Task brief => Report each line of the entries that includes "IITA" by copying it.

[Entries from a dataset of interfaces]

⁂

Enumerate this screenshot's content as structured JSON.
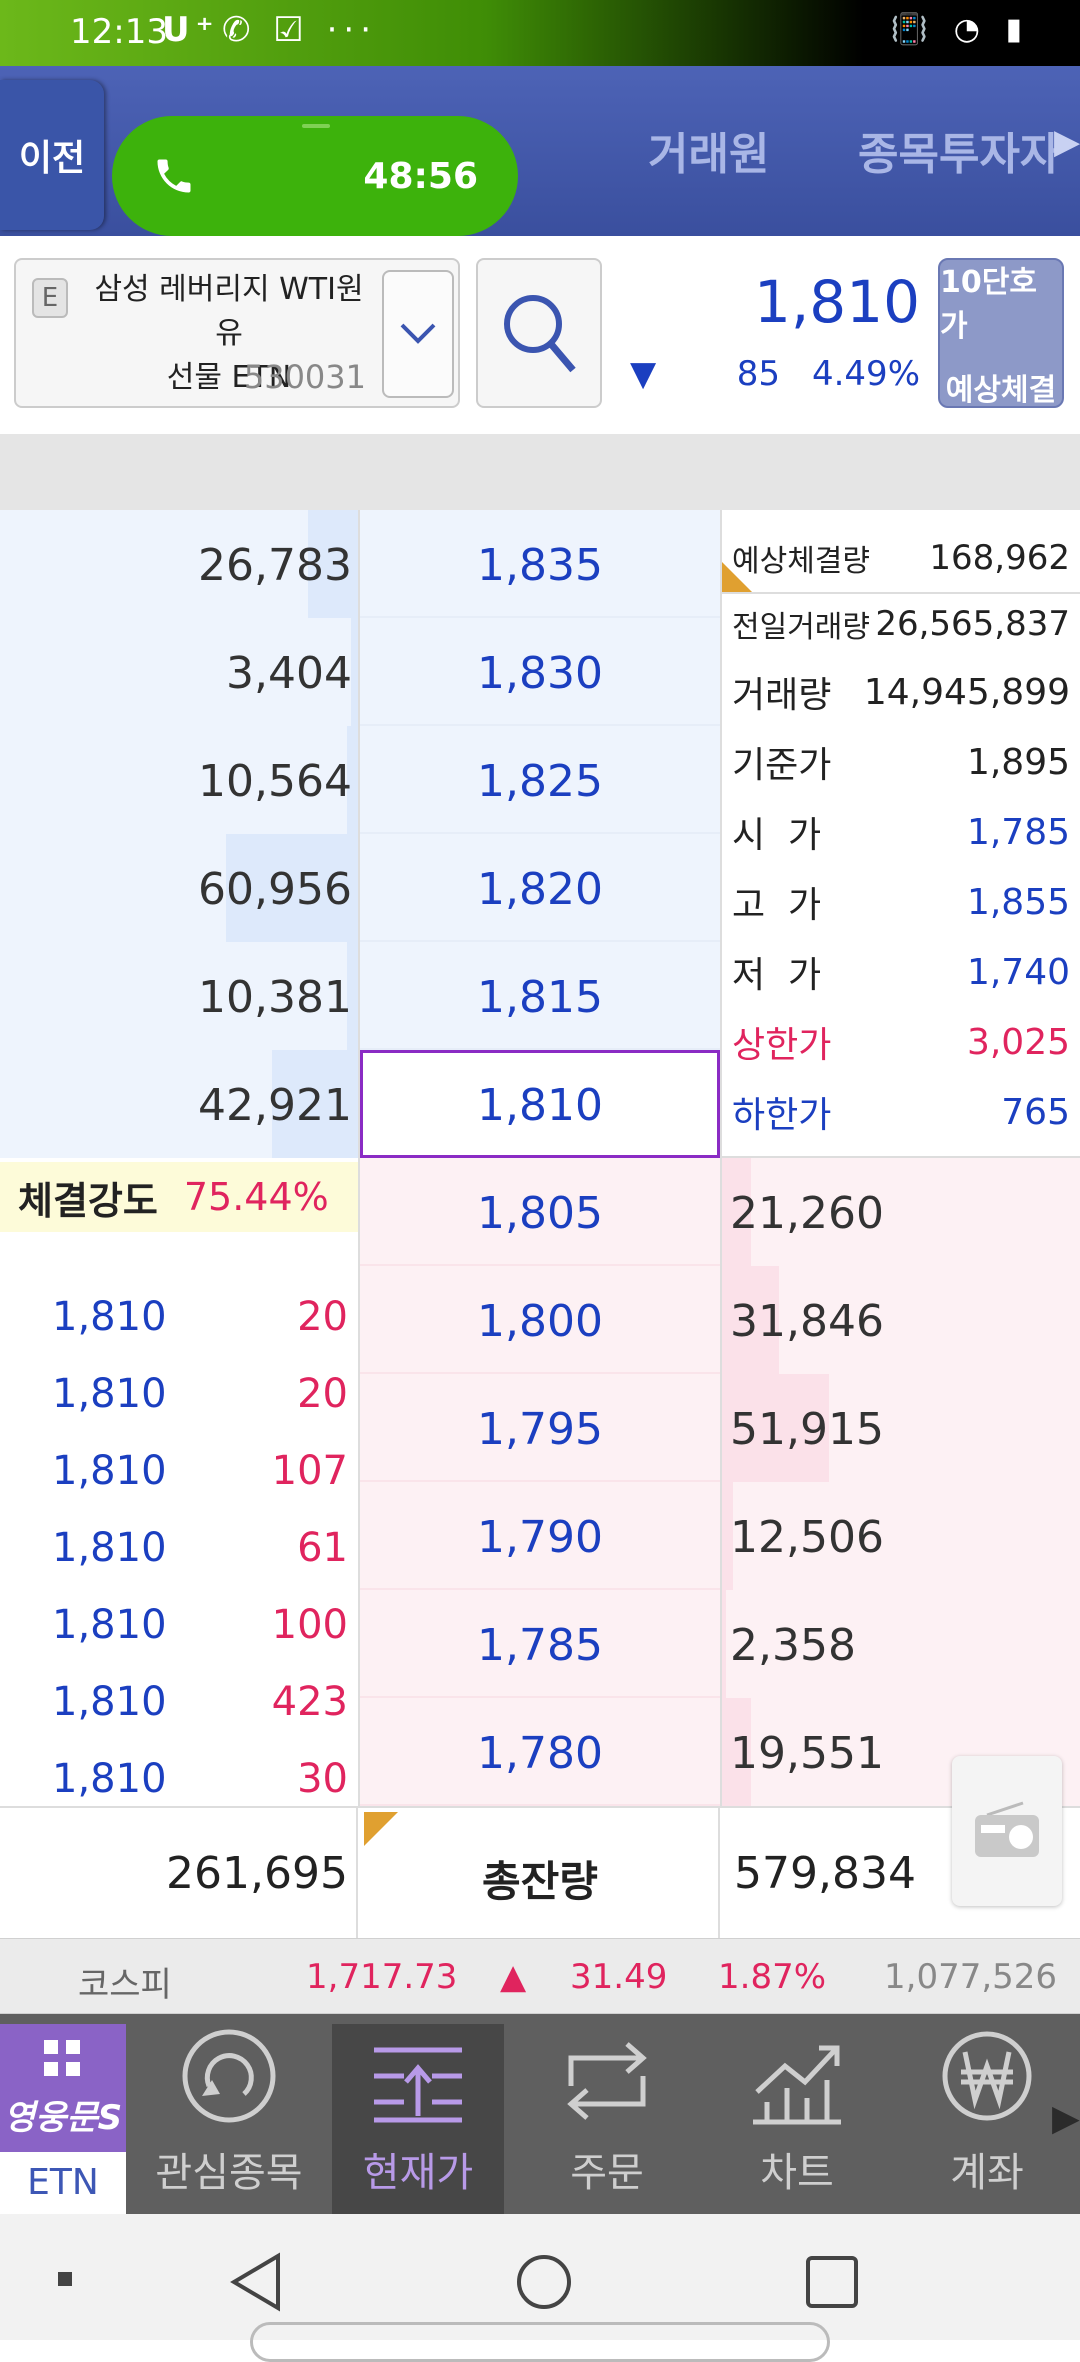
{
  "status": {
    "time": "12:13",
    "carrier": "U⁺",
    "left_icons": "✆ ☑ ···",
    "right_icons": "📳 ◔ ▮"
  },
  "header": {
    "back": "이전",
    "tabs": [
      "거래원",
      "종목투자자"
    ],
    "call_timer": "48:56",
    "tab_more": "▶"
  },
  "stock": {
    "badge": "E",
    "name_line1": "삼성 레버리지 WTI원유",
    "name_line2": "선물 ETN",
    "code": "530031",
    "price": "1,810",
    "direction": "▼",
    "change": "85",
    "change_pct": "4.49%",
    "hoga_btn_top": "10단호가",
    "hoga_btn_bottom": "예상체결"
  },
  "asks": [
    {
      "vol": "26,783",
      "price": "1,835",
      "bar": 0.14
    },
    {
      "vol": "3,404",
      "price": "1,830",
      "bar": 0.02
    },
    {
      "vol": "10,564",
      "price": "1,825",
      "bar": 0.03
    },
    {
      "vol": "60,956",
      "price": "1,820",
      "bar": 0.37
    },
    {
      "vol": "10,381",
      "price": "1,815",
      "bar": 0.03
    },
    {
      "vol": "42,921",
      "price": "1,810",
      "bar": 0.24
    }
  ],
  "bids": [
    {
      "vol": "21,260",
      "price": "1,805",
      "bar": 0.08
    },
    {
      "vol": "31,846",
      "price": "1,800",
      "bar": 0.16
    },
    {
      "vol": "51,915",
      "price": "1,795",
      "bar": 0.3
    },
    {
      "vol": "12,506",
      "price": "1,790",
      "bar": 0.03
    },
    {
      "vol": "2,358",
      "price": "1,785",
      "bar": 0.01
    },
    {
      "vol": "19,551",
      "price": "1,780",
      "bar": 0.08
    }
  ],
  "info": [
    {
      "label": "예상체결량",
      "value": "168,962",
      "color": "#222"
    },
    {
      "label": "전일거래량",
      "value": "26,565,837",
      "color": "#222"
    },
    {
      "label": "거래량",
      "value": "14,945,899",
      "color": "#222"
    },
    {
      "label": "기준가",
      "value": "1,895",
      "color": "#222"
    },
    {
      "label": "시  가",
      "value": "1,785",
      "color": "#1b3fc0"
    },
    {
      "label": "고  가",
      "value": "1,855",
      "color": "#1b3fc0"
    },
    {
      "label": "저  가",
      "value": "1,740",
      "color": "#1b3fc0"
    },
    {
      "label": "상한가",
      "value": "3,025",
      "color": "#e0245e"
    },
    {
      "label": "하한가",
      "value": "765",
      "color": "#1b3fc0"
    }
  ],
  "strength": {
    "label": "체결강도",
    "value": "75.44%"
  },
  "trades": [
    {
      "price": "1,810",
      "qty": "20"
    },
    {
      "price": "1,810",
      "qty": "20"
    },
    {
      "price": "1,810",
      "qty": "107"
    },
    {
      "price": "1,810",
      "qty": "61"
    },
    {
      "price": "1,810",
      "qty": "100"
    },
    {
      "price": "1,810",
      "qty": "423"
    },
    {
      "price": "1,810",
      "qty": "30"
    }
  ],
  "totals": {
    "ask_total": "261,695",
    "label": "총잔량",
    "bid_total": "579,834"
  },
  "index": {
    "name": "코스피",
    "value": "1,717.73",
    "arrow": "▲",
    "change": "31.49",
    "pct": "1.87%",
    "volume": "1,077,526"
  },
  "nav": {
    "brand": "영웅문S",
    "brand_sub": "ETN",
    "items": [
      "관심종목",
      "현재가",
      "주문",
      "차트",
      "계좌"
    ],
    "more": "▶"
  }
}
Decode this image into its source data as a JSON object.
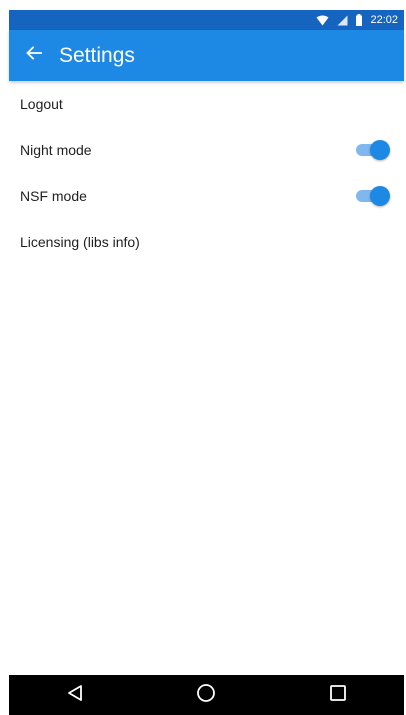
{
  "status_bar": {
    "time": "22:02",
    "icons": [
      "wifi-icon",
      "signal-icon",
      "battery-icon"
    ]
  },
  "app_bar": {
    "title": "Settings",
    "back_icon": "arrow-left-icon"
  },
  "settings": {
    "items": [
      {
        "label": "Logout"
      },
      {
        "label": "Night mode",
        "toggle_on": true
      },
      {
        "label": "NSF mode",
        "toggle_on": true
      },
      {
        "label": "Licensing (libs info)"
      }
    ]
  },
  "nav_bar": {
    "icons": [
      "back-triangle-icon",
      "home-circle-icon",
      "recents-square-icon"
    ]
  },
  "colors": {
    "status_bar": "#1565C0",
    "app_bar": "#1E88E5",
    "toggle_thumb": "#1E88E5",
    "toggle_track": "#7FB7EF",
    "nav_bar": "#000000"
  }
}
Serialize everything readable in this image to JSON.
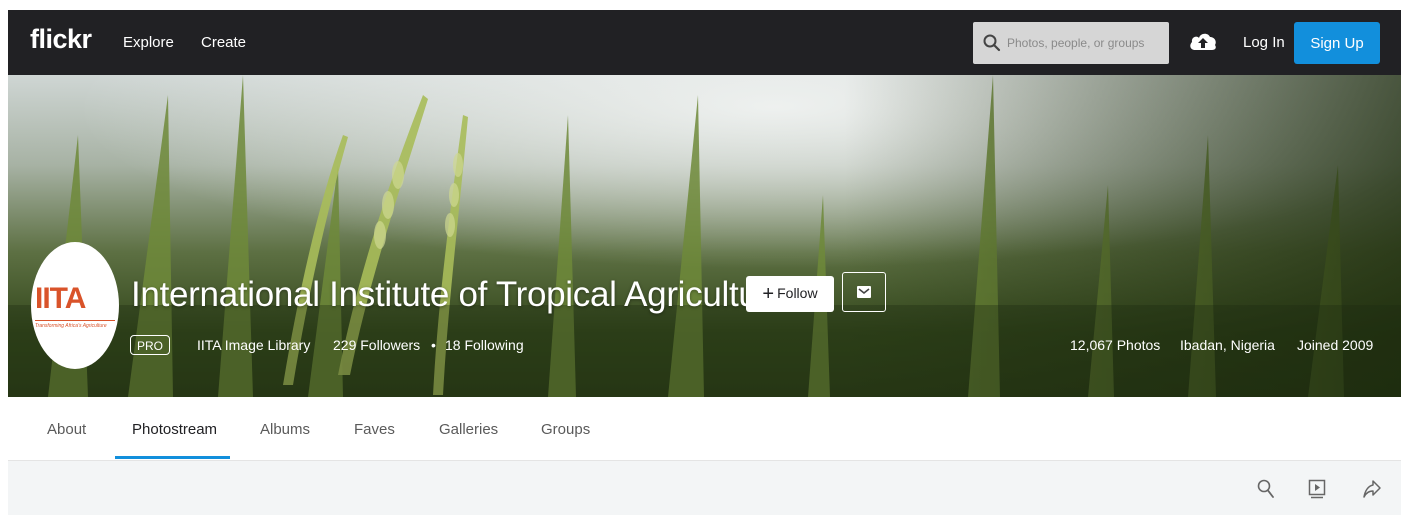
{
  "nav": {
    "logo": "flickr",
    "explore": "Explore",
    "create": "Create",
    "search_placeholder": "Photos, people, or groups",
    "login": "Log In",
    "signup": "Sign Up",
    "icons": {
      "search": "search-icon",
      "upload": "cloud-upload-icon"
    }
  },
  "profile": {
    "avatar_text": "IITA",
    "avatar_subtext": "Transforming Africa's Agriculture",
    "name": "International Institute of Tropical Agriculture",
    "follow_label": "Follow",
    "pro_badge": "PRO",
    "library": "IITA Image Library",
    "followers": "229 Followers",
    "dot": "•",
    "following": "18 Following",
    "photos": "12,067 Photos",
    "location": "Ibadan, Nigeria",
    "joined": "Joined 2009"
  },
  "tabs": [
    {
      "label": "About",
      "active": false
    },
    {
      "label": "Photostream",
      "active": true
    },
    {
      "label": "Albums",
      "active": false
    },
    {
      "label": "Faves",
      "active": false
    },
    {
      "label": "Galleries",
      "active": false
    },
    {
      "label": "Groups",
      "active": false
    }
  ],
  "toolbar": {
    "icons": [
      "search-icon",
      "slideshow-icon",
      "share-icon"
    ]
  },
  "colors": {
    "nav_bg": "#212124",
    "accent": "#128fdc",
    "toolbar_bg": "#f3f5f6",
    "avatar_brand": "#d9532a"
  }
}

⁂

Expected answer =>
    "avatar_text": "IITA",
    "library": "IITA Image Library",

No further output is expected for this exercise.